Component data from apps and pages
Segment Open
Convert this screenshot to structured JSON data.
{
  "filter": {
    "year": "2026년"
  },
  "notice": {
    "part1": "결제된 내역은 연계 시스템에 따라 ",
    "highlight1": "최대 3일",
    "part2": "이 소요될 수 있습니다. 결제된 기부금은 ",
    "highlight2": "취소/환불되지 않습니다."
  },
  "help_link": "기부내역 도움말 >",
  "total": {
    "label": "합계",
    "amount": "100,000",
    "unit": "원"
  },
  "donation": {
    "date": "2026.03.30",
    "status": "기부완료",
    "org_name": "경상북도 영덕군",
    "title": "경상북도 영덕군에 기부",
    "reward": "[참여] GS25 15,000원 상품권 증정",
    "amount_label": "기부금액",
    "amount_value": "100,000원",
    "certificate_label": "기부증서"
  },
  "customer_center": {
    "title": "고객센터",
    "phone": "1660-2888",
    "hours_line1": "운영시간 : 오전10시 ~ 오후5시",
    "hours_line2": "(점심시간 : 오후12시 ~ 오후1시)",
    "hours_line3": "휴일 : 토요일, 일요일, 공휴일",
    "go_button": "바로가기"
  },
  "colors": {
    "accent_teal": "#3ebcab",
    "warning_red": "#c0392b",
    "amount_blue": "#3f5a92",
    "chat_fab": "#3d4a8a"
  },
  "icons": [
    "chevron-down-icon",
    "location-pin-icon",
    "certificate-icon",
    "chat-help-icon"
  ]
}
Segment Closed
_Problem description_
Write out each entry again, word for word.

_Expected output_
Convert this screenshot to structured JSON data.
{
  "filter": {
    "year": "2026년"
  },
  "notice": {
    "part1": "결제된 내역은 연계 시스템에 따라 ",
    "highlight1": "최대 3일",
    "part2": "이 소요될 수 있습니다. 결제된 기부금은 ",
    "highlight2": "취소/환불되지 않습니다."
  },
  "help_link": "기부내역 도움말 >",
  "total": {
    "label": "합계",
    "amount": "100,000",
    "unit": "원"
  },
  "donation": {
    "date": "2026.03.30",
    "status": "기부완료",
    "org_name": "경상북도 영덕군",
    "title": "경상북도 영덕군에 기부",
    "reward": "[참여] GS25 15,000원 상품권 증정",
    "amount_label": "기부금액",
    "amount_value": "100,000원",
    "certificate_label": "기부증서"
  },
  "customer_center": {
    "title": "고객센터",
    "phone": "1660-2888",
    "hours_line1": "운영시간 : 오전10시 ~ 오후5시",
    "hours_line2": "(점심시간 : 오후12시 ~ 오후1시)",
    "hours_line3": "휴일 : 토요일, 일요일, 공휴일",
    "go_button": "바로가기"
  },
  "colors": {
    "accent_teal": "#3ebcab",
    "warning_red": "#c0392b",
    "amount_blue": "#3f5a92",
    "chat_fab": "#3d4a8a"
  },
  "icons": [
    "chevron-down-icon",
    "location-pin-icon",
    "certificate-icon",
    "chat-help-icon"
  ]
}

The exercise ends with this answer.